- _TASK DETAILS_: Make an exact copy of all the records, one that contains none of the pictures.

- _DATA SHOWN_:
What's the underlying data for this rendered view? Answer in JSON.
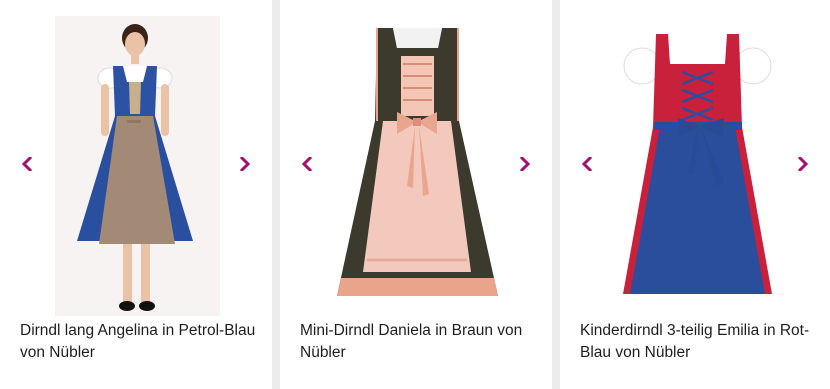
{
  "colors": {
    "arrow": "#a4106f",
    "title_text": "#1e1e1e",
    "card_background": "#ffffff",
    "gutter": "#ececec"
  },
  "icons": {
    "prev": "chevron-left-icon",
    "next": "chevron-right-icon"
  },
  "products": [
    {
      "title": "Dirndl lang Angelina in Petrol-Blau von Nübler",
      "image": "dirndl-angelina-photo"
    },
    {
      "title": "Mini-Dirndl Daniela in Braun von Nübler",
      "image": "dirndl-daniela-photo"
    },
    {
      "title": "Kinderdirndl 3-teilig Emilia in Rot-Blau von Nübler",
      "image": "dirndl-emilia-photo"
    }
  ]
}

- _SOLUTION TO THIS PROBLEM_:
What's the underlying data for this rendered view? Answer in JSON.
{
  "colors": {
    "arrow": "#a4106f",
    "title_text": "#1e1e1e",
    "card_background": "#ffffff",
    "gutter": "#ececec"
  },
  "icons": {
    "prev": "chevron-left-icon",
    "next": "chevron-right-icon"
  },
  "products": [
    {
      "title": "Dirndl lang Angelina in Petrol-Blau von Nübler",
      "image": "dirndl-angelina-photo"
    },
    {
      "title": "Mini-Dirndl Daniela in Braun von Nübler",
      "image": "dirndl-daniela-photo"
    },
    {
      "title": "Kinderdirndl 3-teilig Emilia in Rot-Blau von Nübler",
      "image": "dirndl-emilia-photo"
    }
  ]
}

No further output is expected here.